**PROVIDED MATERIAL**
━━━━━━━━━━━━━━━━━━━━

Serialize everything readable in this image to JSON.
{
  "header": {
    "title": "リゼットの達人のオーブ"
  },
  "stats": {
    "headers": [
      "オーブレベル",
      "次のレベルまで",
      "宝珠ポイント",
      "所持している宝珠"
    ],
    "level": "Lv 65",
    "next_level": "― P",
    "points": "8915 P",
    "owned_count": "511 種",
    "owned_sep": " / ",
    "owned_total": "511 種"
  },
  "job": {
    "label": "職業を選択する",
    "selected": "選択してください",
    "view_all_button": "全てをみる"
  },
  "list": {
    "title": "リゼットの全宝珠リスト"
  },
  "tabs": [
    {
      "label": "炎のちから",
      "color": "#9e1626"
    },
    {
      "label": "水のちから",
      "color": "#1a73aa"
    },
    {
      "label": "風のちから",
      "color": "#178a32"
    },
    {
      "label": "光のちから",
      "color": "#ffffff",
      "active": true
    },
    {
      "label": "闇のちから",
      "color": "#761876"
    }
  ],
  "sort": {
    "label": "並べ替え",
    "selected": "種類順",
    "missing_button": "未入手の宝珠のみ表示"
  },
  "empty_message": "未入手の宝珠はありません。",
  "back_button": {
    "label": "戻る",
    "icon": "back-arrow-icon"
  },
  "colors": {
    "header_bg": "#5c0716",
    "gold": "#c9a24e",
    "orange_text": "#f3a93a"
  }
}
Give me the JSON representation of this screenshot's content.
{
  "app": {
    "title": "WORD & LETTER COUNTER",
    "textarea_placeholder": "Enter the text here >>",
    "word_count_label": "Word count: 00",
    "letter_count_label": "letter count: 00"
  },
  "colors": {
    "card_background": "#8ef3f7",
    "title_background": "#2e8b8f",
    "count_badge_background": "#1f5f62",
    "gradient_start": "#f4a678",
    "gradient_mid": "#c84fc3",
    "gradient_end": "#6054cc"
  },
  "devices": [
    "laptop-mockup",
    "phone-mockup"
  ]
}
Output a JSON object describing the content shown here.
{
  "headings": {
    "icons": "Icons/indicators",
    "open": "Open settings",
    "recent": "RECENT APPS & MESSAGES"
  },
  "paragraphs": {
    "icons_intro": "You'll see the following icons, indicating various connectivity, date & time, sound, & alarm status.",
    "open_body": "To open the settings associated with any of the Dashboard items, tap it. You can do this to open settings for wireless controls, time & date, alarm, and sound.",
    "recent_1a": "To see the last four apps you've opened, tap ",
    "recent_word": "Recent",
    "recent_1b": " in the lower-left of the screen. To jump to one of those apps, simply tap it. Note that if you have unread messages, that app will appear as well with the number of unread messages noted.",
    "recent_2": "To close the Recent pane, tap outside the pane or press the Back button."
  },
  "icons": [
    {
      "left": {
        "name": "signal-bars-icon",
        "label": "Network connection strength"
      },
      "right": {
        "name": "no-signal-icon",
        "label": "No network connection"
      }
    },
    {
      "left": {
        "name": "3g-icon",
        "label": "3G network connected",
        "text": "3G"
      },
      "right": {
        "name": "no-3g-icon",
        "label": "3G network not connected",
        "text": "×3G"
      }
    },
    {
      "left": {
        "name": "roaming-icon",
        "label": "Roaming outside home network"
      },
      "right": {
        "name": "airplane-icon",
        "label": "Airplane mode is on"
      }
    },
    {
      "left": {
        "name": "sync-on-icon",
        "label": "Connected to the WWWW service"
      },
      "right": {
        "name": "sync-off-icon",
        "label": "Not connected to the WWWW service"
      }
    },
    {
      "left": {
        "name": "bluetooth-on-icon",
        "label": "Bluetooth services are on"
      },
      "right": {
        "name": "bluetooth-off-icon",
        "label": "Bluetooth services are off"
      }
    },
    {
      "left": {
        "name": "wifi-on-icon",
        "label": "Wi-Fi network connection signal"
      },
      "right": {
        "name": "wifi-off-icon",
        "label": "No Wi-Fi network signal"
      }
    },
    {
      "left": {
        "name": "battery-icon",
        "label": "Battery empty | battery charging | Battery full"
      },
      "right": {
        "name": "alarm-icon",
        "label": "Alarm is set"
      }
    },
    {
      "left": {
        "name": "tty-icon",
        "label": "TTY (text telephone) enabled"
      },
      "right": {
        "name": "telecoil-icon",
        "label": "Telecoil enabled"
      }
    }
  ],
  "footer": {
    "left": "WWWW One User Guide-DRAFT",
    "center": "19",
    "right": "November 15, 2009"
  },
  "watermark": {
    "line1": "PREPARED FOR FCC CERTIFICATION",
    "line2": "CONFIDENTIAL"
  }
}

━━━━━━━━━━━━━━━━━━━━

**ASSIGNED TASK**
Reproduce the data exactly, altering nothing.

**RESULT OF THE TASK**
Serialize everything readable in this image to JSON.
{
  "header": {
    "title": "リゼットの達人のオーブ"
  },
  "stats": {
    "headers": [
      "オーブレベル",
      "次のレベルまで",
      "宝珠ポイント",
      "所持している宝珠"
    ],
    "level": "Lv 65",
    "next_level": "― P",
    "points": "8915 P",
    "owned_count": "511 種",
    "owned_sep": " / ",
    "owned_total": "511 種"
  },
  "job": {
    "label": "職業を選択する",
    "selected": "選択してください",
    "view_all_button": "全てをみる"
  },
  "list": {
    "title": "リゼットの全宝珠リスト"
  },
  "tabs": [
    {
      "label": "炎のちから",
      "color": "#9e1626"
    },
    {
      "label": "水のちから",
      "color": "#1a73aa"
    },
    {
      "label": "風のちから",
      "color": "#178a32"
    },
    {
      "label": "光のちから",
      "color": "#ffffff",
      "active": true
    },
    {
      "label": "闇のちから",
      "color": "#761876"
    }
  ],
  "sort": {
    "label": "並べ替え",
    "selected": "種類順",
    "missing_button": "未入手の宝珠のみ表示"
  },
  "empty_message": "未入手の宝珠はありません。",
  "back_button": {
    "label": "戻る",
    "icon": "back-arrow-icon"
  },
  "colors": {
    "header_bg": "#5c0716",
    "gold": "#c9a24e",
    "orange_text": "#f3a93a"
  }
}
Give me the JSON representation of this screenshot's content.
{
  "app": {
    "title": "WORD & LETTER COUNTER",
    "textarea_placeholder": "Enter the text here >>",
    "word_count_label": "Word count: 00",
    "letter_count_label": "letter count: 00"
  },
  "colors": {
    "card_background": "#8ef3f7",
    "title_background": "#2e8b8f",
    "count_badge_background": "#1f5f62",
    "gradient_start": "#f4a678",
    "gradient_mid": "#c84fc3",
    "gradient_end": "#6054cc"
  },
  "devices": [
    "laptop-mockup",
    "phone-mockup"
  ]
}
Output a JSON object describing the content shown here.
{
  "headings": {
    "icons": "Icons/indicators",
    "open": "Open settings",
    "recent": "RECENT APPS & MESSAGES"
  },
  "paragraphs": {
    "icons_intro": "You'll see the following icons, indicating various connectivity, date & time, sound, & alarm status.",
    "open_body": "To open the settings associated with any of the Dashboard items, tap it. You can do this to open settings for wireless controls, time & date, alarm, and sound.",
    "recent_1a": "To see the last four apps you've opened, tap ",
    "recent_word": "Recent",
    "recent_1b": " in the lower-left of the screen. To jump to one of those apps, simply tap it. Note that if you have unread messages, that app will appear as well with the number of unread messages noted.",
    "recent_2": "To close the Recent pane, tap outside the pane or press the Back button."
  },
  "icons": [
    {
      "left": {
        "name": "signal-bars-icon",
        "label": "Network connection strength"
      },
      "right": {
        "name": "no-signal-icon",
        "label": "No network connection"
      }
    },
    {
      "left": {
        "name": "3g-icon",
        "label": "3G network connected",
        "text": "3G"
      },
      "right": {
        "name": "no-3g-icon",
        "label": "3G network not connected",
        "text": "×3G"
      }
    },
    {
      "left": {
        "name": "roaming-icon",
        "label": "Roaming outside home network"
      },
      "right": {
        "name": "airplane-icon",
        "label": "Airplane mode is on"
      }
    },
    {
      "left": {
        "name": "sync-on-icon",
        "label": "Connected to the WWWW service"
      },
      "right": {
        "name": "sync-off-icon",
        "label": "Not connected to the WWWW service"
      }
    },
    {
      "left": {
        "name": "bluetooth-on-icon",
        "label": "Bluetooth services are on"
      },
      "right": {
        "name": "bluetooth-off-icon",
        "label": "Bluetooth services are off"
      }
    },
    {
      "left": {
        "name": "wifi-on-icon",
        "label": "Wi-Fi network connection signal"
      },
      "right": {
        "name": "wifi-off-icon",
        "label": "No Wi-Fi network signal"
      }
    },
    {
      "left": {
        "name": "battery-icon",
        "label": "Battery empty | battery charging | Battery full"
      },
      "right": {
        "name": "alarm-icon",
        "label": "Alarm is set"
      }
    },
    {
      "left": {
        "name": "tty-icon",
        "label": "TTY (text telephone) enabled"
      },
      "right": {
        "name": "telecoil-icon",
        "label": "Telecoil enabled"
      }
    }
  ],
  "footer": {
    "left": "WWWW One User Guide-DRAFT",
    "center": "19",
    "right": "November 15, 2009"
  },
  "watermark": {
    "line1": "PREPARED FOR FCC CERTIFICATION",
    "line2": "CONFIDENTIAL"
  }
}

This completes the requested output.